Viewpoints: Stop Talking About Expanding Medicare. Fix Its Financial Flaws Instead; Why Do We Need Anymore Lessons On The Societal Risks Of Genome Editing?
Editorial writers weigh in on these health topics and others.
The Wall Street Journal:
Modest Cuts Could Save Medicare From Disaster
Instead of debating how to expand Medicare coverage, politicians should focus on fixing the fatal financial flaws in the existing program that threaten to bankrupt the nation. Medicare spent 3.6% of gross domestic product in 2016, more than six times the share it consumed in 1967, the first full year it was implemented. The forecasts I have analyzed show that the share of GDP will rise to at least 9% within 75 years—and that’s the good-news scenario. Other plausible forecasts show that Medicare could spend more than twice that. (John F. Early, 6/10)
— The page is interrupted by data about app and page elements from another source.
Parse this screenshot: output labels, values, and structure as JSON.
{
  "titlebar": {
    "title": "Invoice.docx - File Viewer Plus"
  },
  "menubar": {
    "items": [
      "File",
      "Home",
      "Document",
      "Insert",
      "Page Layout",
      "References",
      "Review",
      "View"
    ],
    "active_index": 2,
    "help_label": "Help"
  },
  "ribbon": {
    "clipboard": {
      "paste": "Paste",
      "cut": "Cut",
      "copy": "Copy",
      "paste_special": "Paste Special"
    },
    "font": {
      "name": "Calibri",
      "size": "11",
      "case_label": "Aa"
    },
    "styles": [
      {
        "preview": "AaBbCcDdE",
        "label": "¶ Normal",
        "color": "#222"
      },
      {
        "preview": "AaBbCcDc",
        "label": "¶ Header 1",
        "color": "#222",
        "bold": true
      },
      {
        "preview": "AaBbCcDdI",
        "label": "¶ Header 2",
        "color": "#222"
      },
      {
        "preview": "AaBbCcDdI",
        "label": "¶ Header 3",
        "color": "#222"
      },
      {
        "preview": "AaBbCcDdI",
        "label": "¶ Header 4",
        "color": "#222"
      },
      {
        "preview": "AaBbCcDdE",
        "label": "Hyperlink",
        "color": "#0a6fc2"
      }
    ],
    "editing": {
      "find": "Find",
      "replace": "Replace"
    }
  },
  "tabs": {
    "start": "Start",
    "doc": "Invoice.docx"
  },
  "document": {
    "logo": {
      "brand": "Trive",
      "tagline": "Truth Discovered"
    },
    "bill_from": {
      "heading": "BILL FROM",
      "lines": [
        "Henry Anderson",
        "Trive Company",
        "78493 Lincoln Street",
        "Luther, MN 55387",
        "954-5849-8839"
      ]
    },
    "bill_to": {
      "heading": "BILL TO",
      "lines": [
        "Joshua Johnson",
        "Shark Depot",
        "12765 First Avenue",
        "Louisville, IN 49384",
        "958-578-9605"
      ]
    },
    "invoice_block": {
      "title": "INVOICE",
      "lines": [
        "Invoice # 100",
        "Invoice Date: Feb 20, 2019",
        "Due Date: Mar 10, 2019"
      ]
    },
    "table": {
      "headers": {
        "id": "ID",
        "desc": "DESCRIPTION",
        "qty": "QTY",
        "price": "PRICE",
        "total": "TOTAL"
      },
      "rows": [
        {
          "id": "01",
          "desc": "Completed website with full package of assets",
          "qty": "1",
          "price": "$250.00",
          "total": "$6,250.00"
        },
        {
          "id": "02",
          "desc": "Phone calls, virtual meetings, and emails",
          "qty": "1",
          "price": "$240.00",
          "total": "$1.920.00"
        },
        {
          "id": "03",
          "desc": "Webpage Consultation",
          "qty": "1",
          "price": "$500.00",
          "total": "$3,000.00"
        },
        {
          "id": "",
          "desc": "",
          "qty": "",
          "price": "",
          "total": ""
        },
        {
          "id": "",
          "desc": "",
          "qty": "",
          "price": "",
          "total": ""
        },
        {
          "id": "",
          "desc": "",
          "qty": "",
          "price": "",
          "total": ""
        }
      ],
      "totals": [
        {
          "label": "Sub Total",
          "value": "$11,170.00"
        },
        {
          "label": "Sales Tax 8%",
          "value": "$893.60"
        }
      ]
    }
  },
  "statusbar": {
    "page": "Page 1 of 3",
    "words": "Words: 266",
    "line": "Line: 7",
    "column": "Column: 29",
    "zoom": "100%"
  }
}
We Don't Need More Reasons To Reject Heritable Genome Modification
We don’t actually need more evidence to understand how irresponsible and dangerous He’s actions were. We also already have good reason to conclude that heritable genome modification is unacceptably risky and that medical justifications for it are tenuous. It would not treat any existing patient, and there are already safe and proven techniques, including embryo screening, to prevent passing on inheritable diseases. Editing eggs, sperm, or embryos produces changes that are passed down to all future generations. (This is distinct from somatic gene therapies, which are already being used to produce treatments for existing patients). (Katie Hasson, 6/10)
The Washington Post:
Banning Fetal Tissue Research Like Mine Will Kill Kids. You Call That Pro-Life?
To say that the new government restrictions could be devastating to scientific research in the United States is an understatement. As a consequence of this policy, our ability to understand and fight many types of human disease may be significantly slowed or completely halted. For example, an ongoing study at the University of California at San Francisco using fetal tissue to generate mice with humanlike properties to improve HIV therapeutics was halted last week. I anticipate that our own research and the research of others studying the placenta will be similarly halted or delayed in the coming months. (Carolyn Coyne, 6/11)
The New York Times:
When Will Congress Get Serious About The Suffering At The Border?
Last week, as American and Mexican officials haggled over how to address the migrant crisis at their countries’ shared border, United States Customs and Border Protection released its monthly migration statistics. They tell an alarming story.In May, 144,278 migrants were taken into custody. It was the third consecutive month in which apprehensions topped 100,000 and the highest one-month total in 13 years. Unequipped to deal with the crush, border facilities and migrant shelters are dangerously overcrowded, and the staff is overburdened. Dysfunction, disease and even death are a growing reality. (6/9)
Attacks On CDC's Opioid Prescribing Guideline Erode Public Health
A public health document that counsels physicians to not overprescribe opioids would seem to be an unlikely candidate for attack. Yet the Centers for Disease Control and Prevention’s “Guideline for Prescribing Opioids for Chronic Pain,” published in 2016, has attracted constant criticism since its inception. The attacks come from two directions: groups and physicians who receive money from opioid manufacturers and patients with chronic pain. (Ben Goodwin, Judy Butler and Adriane Fugh-Berman, 6/11)
The New York Times:
Your Organs Might Not Make It To Patients In Need
In the video Op-Ed above, people on the organ wait list argue that it’s time for the government to step in, provide oversight and require transparency in the organ recovery system. Research shows that organ procurement organizations (O.P.O.s), responsible for recovering organs, are inefficient and lack accountability. While a record number of organs have been transplanted in the past five years, that is not evidence of a well-working system: These numbers are bloated by a recent increase in opioid-related deaths. (Tonya Ingram, Angelo Reid, Melissa Bein and Maddi Bertrand, 6/11)